Investors at HP are calling for blood, citing years of “poor judgement, lack of accountability and weak oversight of critical functions”.
In a letter, the CtW Investment Group, which currently holds around a seven per cent stake, urged other shareholders to vote against the re-election of directors G. Kennedy Thompson and John L. Hammergren and against the ratification of Ernst & Young as independent auditors.
According to the letter, Hammergren bears responsibility for the string of unsuccessful acquisitions, including the Autonomy merger, while Thompson apparently bears primary responsibility for the unusually high fees paid to Ernst & Young.
Meanwhile, the letter also expresses ‘grave concerns’ over Ernst & Young, which provided advice over the acquisitions and presided over the tax situation that is currently being investigated by a US Senate subcommittee. It also questioned the high fees being paid to the company and said that this may have compromised its effectiveness as an outside auditor.

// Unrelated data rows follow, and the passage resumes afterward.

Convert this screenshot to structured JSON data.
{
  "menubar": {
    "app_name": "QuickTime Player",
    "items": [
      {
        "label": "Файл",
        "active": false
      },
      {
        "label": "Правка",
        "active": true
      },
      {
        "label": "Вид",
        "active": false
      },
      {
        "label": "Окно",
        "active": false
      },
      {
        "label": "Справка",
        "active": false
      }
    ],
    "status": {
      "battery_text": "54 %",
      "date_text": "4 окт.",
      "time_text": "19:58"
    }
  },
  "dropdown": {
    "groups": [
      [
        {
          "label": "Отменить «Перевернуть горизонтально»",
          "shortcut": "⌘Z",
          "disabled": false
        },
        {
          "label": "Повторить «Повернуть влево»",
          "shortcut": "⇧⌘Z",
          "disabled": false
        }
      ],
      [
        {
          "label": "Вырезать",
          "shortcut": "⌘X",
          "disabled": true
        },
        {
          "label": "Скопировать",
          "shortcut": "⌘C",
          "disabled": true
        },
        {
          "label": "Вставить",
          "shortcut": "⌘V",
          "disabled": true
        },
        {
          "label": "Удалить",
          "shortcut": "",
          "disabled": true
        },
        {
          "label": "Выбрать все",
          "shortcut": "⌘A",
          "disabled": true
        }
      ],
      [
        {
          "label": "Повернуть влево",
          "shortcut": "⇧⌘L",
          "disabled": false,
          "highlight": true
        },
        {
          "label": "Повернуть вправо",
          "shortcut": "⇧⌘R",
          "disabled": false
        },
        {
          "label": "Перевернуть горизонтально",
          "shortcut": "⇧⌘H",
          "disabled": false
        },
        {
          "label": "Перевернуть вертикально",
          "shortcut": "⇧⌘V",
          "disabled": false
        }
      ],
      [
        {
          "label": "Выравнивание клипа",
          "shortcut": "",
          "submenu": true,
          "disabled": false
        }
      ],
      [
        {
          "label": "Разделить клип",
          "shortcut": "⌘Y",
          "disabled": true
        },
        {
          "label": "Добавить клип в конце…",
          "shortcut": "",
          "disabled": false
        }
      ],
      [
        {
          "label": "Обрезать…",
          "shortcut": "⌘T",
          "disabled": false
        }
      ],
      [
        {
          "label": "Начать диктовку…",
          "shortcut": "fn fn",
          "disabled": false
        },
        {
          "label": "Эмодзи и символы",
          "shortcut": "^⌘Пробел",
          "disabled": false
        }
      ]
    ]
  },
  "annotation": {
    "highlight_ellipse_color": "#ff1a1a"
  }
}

“Despite membership changes, we believe the board is hobbled by years’ worth of poor judgment, lack of accountability and weak oversight of critical functions,” stated CtW’s research director, Richard Clayton, in the letter.
“Since last year’s meeting, the company has announced approximately $17 billion in write-downs associated with past acquisitions, including $8.8 billion attributable to the 2011 acquisition of Autonomy. Moreover, the board continues to neglect what we view as the conflicted relationships with independent auditor Ernst & Young.”